The last time someone was hit at that RR crossing was in the 1930's when a car crossing that intersection was hit by a train and it was discovered to have a trunk full of bootlegged liquor.  The person who was driving the car was the father of Richard Granzella, who used to be the president of Richmond Sanitary, the garbage company.  He confirmed the fact that was his father.  The story was in the local newspaper, I think it was the Richmond Independent.  How did I find out about it?  I did some historic research many years ago, just browsing local newspapers published during Prohibition, because my father said there were bootleggers here and he thought they were heros.  That was the history of Winehaven, I guess.  However, the local people did not think they were heros because many people got sick from the booze they made.  The local people were ashamed of them and did not want me publicizing their family involvement in bootlegging, except for Mr. Granzella.  Some local people went blind because of the bootlegged liquor in this area.  Most of those people I talked to about that 30 years ago are dead now, so now we can write about it.

 Since we don't have a Safeway here for them to put a bank branch in, the Trainmasters Building is a good second best. Next thing you know, the Mechanics Bank will have a branch inside the Natatorium, or even in that culvert in San Pablo they are getting ready to renovate. Where's the staid, old, protecting-your-money-from-the-vicissitudes-of-life bank image?  It's a new era, thanks to ATM machines.

Ceramics by Liza Allen (r), accompanied by
Victor Coffield (l).

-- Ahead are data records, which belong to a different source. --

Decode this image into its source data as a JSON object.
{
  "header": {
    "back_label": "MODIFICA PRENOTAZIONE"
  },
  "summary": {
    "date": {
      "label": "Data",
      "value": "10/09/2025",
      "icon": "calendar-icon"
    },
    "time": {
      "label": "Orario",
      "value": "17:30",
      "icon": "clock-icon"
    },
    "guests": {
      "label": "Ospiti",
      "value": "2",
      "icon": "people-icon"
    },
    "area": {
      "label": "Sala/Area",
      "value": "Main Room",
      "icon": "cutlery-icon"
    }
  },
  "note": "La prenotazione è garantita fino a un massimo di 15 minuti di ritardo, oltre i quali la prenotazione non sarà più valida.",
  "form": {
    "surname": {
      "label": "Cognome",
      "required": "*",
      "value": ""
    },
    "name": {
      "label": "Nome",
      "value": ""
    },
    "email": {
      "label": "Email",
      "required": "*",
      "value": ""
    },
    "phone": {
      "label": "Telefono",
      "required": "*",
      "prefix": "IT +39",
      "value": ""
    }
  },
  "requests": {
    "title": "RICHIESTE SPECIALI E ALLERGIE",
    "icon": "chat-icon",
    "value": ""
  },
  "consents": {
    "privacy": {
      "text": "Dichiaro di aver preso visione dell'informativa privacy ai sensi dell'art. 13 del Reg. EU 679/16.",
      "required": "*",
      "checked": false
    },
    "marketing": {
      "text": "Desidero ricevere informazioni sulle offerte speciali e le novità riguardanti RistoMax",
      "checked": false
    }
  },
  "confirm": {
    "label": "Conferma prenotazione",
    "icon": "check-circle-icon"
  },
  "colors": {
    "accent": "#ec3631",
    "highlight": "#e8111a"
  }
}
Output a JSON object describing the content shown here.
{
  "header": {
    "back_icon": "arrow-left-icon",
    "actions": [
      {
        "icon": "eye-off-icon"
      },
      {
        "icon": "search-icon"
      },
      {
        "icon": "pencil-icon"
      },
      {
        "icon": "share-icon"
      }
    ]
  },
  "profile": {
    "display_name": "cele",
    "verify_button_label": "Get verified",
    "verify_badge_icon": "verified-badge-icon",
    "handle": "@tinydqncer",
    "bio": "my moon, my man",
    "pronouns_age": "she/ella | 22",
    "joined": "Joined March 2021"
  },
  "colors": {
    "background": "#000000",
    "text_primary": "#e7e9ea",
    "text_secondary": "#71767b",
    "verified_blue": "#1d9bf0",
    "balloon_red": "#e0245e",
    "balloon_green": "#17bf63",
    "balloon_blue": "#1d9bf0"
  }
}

It's your basic traffic nightmare intersection so why not gum it up some more with a bunch of middle aged lady artists putting their canopies up in the street, taking up the only parking spaces left?  I am proud to say I am part of that group, but that I did not help plan for or participate in this day of action, only to make a poster for it at the insistence of AOPR president Linda Drake, who is married to a firefighter.  Almost everyone who goes in and out of Point Richmond and a lot of Brickyard Cove residents too, go past this intersection.  So Arts of Point Richmond got a lot of attention today.  We put ourselves on the map, you might say.

Jean Brady of Barefoot Books, in pirate costume. 
Artists were encouraged to wear costumes.. Jean
sometimes has a booth at the Farmers Market.

Early childhood children's art activity by Shirley Martinez (l) 
and Lena Reaner.  Lena says she just got her teacher's permit.
(I couldn't do it this time because of sciatica and because
I had to go to a block party that day.)

Artist Linda Drake, president of AOPR
talking to Richard Lompa.

Saskia (l) and Sylvia Ledesma (r) at their T-shirt booth.

Wendy DeWitt (l), Arlin Robbins and Sallie DeWitt,
from the Point Richmond Art Collective gallery.

Earrings by Tom Edwards

Mermaid in bas relief by Arlin Robbins. 

Arlin Robbins said  this is called cold-cast bronze.  It's a resin with bronze powder in it.  It's durable but more affordable than real bronze.  Arlin said she has been working in metal for 40 years.

Harry Henderson and Lisa Yount.  They call
themselves "Tiger Eye and Lion Light."

Barbara Hayse wearing her seed-bead necklace.

Woven beaded  necklace, about $220.
Smaller beads cost more because it takes
longer to make the necklace.

Woven bracelet that could have been on the
cover of a jewelry magazine.

Tools of the trade.  Patience is another ingredient.
She also does tatting, which she said is basically making
square knots.  It takes a long time to make things
that way.  I guess that's how they used to keep young
women out of trouble.  They made them sit around all day

Barbara Hayse says she loves her life. 
In fact, she even has a flier that proclaims it.

She explained why it takes a long time to make this.

Richard Melvin and Tom Viengvilai. Tom is
Laotian-American.  He was talking about the
many Laotians in this area, who have a cultural
festival once a year that doesn't
get much publicity, usually.

Arts of Point Richmond founder Altha Humphrey
showing her award-winning knitted scarves,
$30 each.